[Your assignment] Gather every line below where "illustration" appears.

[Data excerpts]

■ ■ ■ ■ ■ ■ ■

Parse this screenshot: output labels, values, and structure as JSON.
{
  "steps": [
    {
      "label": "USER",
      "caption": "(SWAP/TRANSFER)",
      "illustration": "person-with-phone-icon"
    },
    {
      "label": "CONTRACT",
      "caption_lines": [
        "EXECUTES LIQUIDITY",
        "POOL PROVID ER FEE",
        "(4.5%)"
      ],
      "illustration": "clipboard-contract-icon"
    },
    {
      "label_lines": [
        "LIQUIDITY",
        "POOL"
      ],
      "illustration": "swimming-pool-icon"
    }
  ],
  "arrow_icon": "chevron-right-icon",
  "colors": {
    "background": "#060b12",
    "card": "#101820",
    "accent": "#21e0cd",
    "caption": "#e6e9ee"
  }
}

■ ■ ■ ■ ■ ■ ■

[Task response]
      "illustration": "person-with-phone-icon"
      "illustration": "clipboard-contract-icon"
      "illustration": "swimming-pool-icon"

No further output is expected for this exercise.